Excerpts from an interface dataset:
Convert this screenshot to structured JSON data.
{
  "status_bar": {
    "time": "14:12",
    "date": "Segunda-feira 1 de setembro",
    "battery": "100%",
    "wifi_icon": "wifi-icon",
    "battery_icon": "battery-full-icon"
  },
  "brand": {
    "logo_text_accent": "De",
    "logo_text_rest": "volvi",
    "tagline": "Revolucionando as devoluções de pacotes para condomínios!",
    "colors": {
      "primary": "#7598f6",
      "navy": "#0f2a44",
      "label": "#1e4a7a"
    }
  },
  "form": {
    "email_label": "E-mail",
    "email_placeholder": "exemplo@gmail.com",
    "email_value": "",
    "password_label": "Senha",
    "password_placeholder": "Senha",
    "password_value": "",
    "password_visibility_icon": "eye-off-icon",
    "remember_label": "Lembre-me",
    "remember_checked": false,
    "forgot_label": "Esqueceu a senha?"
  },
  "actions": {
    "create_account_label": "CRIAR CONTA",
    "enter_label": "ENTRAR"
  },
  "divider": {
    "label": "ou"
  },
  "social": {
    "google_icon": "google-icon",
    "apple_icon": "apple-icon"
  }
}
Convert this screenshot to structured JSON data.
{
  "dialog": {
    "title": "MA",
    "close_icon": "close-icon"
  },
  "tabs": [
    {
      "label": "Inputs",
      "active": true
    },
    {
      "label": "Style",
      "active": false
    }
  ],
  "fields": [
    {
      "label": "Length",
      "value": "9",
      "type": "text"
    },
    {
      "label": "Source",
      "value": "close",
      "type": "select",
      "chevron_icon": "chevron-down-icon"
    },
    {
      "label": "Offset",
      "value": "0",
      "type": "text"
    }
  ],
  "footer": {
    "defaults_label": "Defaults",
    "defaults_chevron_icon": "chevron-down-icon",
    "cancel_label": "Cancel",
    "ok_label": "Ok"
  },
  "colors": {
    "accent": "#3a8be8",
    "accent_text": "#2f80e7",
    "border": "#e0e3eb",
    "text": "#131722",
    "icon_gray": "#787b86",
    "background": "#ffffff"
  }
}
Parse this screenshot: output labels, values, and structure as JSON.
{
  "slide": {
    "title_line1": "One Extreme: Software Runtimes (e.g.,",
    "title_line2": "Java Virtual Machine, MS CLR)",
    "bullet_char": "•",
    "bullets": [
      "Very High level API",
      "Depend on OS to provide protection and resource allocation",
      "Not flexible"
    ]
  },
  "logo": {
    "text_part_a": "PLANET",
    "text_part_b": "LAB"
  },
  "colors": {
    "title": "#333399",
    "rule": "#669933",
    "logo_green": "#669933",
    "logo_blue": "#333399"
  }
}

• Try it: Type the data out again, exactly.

• Solution to this task:
Convert this screenshot to structured JSON data.
{
  "status_bar": {
    "time": "14:12",
    "date": "Segunda-feira 1 de setembro",
    "battery": "100%",
    "wifi_icon": "wifi-icon",
    "battery_icon": "battery-full-icon"
  },
  "brand": {
    "logo_text_accent": "De",
    "logo_text_rest": "volvi",
    "tagline": "Revolucionando as devoluções de pacotes para condomínios!",
    "colors": {
      "primary": "#7598f6",
      "navy": "#0f2a44",
      "label": "#1e4a7a"
    }
  },
  "form": {
    "email_label": "E-mail",
    "email_placeholder": "exemplo@gmail.com",
    "email_value": "",
    "password_label": "Senha",
    "password_placeholder": "Senha",
    "password_value": "",
    "password_visibility_icon": "eye-off-icon",
    "remember_label": "Lembre-me",
    "remember_checked": false,
    "forgot_label": "Esqueceu a senha?"
  },
  "actions": {
    "create_account_label": "CRIAR CONTA",
    "enter_label": "ENTRAR"
  },
  "divider": {
    "label": "ou"
  },
  "social": {
    "google_icon": "google-icon",
    "apple_icon": "apple-icon"
  }
}
Convert this screenshot to structured JSON data.
{
  "dialog": {
    "title": "MA",
    "close_icon": "close-icon"
  },
  "tabs": [
    {
      "label": "Inputs",
      "active": true
    },
    {
      "label": "Style",
      "active": false
    }
  ],
  "fields": [
    {
      "label": "Length",
      "value": "9",
      "type": "text"
    },
    {
      "label": "Source",
      "value": "close",
      "type": "select",
      "chevron_icon": "chevron-down-icon"
    },
    {
      "label": "Offset",
      "value": "0",
      "type": "text"
    }
  ],
  "footer": {
    "defaults_label": "Defaults",
    "defaults_chevron_icon": "chevron-down-icon",
    "cancel_label": "Cancel",
    "ok_label": "Ok"
  },
  "colors": {
    "accent": "#3a8be8",
    "accent_text": "#2f80e7",
    "border": "#e0e3eb",
    "text": "#131722",
    "icon_gray": "#787b86",
    "background": "#ffffff"
  }
}
Parse this screenshot: output labels, values, and structure as JSON.
{
  "slide": {
    "title_line1": "One Extreme: Software Runtimes (e.g.,",
    "title_line2": "Java Virtual Machine, MS CLR)",
    "bullet_char": "•",
    "bullets": [
      "Very High level API",
      "Depend on OS to provide protection and resource allocation",
      "Not flexible"
    ]
  },
  "logo": {
    "text_part_a": "PLANET",
    "text_part_b": "LAB"
  },
  "colors": {
    "title": "#333399",
    "rule": "#669933",
    "logo_green": "#669933",
    "logo_blue": "#333399"
  }
}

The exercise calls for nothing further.